Sam's Club flagship store in Shanghai Photo: Courtesy of Sam's Club
US-based supermarket chain Walmart said on Monday that an internal review found no basis for competitors' claims that Sam's Club, a membership-based business unit of Walmart, was "forcing suppliers to take sides." The response followed disputes with other retailers, including France-based grocery conglomerate Carrefour and the domestic brand Hema.
According to media reports, the first membership store of Carrefour in China encountered an "embarrassing" situation in Shanghai on its opening day on October 22, as some of its suppliers repurchased large quantities of their own products - supposedly, an attempt to "cut off" the supplies of the store in response to alleged pressure from competitors.

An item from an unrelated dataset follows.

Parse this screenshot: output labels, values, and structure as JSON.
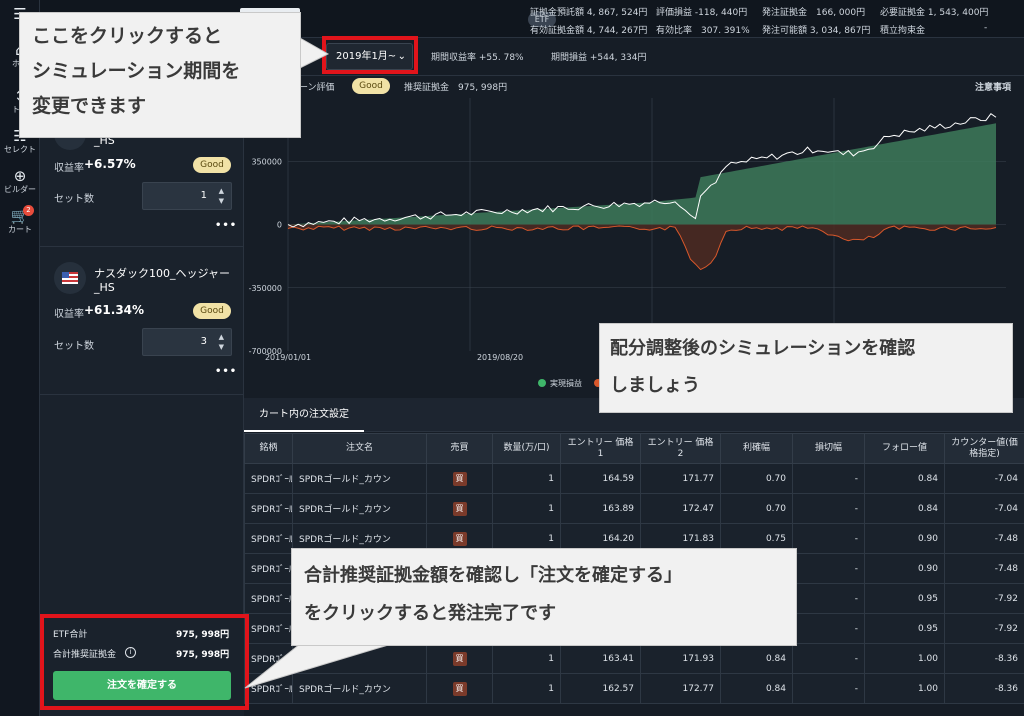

Some suppliers claimed that they had been told to take sides between Carrefour and a competitor. Carrefour reported the case to market authorities, alleging that Sam's Club was involved, said media reports.
Hema, a domestic retail brand under Alibaba Group, is planning to file a complaint with market regulators about "suspected unfair competition" by Sam's Club because it had the same experience as Carrefour after its membership store opened, according to China Business News.
After learning of the rumor, Walmart launched an internal review, but it didn't find any evidence for the issues raised by the other companies, Walmart told the Global Times on Monday.
"The operation of Sam's Club in China has always adhered to the principle of legality and compliance...we hope that relevant parties can proceed from the facts, and stop behavior that disrupts market order," Walmart said.
"We reserve all legal rights to defend our reputation and legitimate rights and interests," the company noted.
Before any official findings are released, Sam's Club cannot be accused of unfair competition, experts said. But the controversy indicates that competition in the member store market has become increasingly fierce.